+++ Data shown
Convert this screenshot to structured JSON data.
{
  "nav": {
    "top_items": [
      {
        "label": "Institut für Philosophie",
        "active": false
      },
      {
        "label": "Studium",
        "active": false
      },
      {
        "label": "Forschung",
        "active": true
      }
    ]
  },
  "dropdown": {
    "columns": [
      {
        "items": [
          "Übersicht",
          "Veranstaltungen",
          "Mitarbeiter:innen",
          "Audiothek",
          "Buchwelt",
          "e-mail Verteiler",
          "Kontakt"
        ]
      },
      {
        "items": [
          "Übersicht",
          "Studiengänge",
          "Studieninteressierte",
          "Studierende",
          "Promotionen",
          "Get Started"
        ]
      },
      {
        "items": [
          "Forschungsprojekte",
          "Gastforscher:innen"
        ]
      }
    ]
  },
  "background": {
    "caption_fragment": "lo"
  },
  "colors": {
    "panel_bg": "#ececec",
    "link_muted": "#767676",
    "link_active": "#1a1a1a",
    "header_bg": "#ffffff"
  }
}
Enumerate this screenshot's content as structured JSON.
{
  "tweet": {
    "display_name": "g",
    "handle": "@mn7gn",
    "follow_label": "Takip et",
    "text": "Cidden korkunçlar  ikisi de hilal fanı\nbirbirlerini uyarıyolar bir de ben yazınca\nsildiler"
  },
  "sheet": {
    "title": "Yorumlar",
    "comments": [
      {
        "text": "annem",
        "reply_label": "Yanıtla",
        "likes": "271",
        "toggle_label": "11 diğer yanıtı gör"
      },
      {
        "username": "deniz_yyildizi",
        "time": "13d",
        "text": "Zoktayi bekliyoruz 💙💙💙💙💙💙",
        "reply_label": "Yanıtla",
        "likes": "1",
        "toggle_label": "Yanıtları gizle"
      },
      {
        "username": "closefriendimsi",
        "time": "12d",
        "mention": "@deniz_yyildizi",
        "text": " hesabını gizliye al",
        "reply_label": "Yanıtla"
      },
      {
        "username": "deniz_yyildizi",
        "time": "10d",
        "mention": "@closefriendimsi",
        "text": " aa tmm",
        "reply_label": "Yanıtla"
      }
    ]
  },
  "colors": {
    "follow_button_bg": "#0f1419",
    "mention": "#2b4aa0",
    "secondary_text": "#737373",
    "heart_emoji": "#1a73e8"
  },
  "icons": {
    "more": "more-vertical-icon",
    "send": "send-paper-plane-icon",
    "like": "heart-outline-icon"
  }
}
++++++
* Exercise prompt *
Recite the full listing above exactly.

* Task response *
Convert this screenshot to structured JSON data.
{
  "nav": {
    "top_items": [
      {
        "label": "Institut für Philosophie",
        "active": false
      },
      {
        "label": "Studium",
        "active": false
      },
      {
        "label": "Forschung",
        "active": true
      }
    ]
  },
  "dropdown": {
    "columns": [
      {
        "items": [
          "Übersicht",
          "Veranstaltungen",
          "Mitarbeiter:innen",
          "Audiothek",
          "Buchwelt",
          "e-mail Verteiler",
          "Kontakt"
        ]
      },
      {
        "items": [
          "Übersicht",
          "Studiengänge",
          "Studieninteressierte",
          "Studierende",
          "Promotionen",
          "Get Started"
        ]
      },
      {
        "items": [
          "Forschungsprojekte",
          "Gastforscher:innen"
        ]
      }
    ]
  },
  "background": {
    "caption_fragment": "lo"
  },
  "colors": {
    "panel_bg": "#ececec",
    "link_muted": "#767676",
    "link_active": "#1a1a1a",
    "header_bg": "#ffffff"
  }
}
Enumerate this screenshot's content as structured JSON.
{
  "tweet": {
    "display_name": "g",
    "handle": "@mn7gn",
    "follow_label": "Takip et",
    "text": "Cidden korkunçlar  ikisi de hilal fanı\nbirbirlerini uyarıyolar bir de ben yazınca\nsildiler"
  },
  "sheet": {
    "title": "Yorumlar",
    "comments": [
      {
        "text": "annem",
        "reply_label": "Yanıtla",
        "likes": "271",
        "toggle_label": "11 diğer yanıtı gör"
      },
      {
        "username": "deniz_yyildizi",
        "time": "13d",
        "text": "Zoktayi bekliyoruz 💙💙💙💙💙💙",
        "reply_label": "Yanıtla",
        "likes": "1",
        "toggle_label": "Yanıtları gizle"
      },
      {
        "username": "closefriendimsi",
        "time": "12d",
        "mention": "@deniz_yyildizi",
        "text": " hesabını gizliye al",
        "reply_label": "Yanıtla"
      },
      {
        "username": "deniz_yyildizi",
        "time": "10d",
        "mention": "@closefriendimsi",
        "text": " aa tmm",
        "reply_label": "Yanıtla"
      }
    ]
  },
  "colors": {
    "follow_button_bg": "#0f1419",
    "mention": "#2b4aa0",
    "secondary_text": "#737373",
    "heart_emoji": "#1a73e8"
  },
  "icons": {
    "more": "more-vertical-icon",
    "send": "send-paper-plane-icon",
    "like": "heart-outline-icon"
  }
}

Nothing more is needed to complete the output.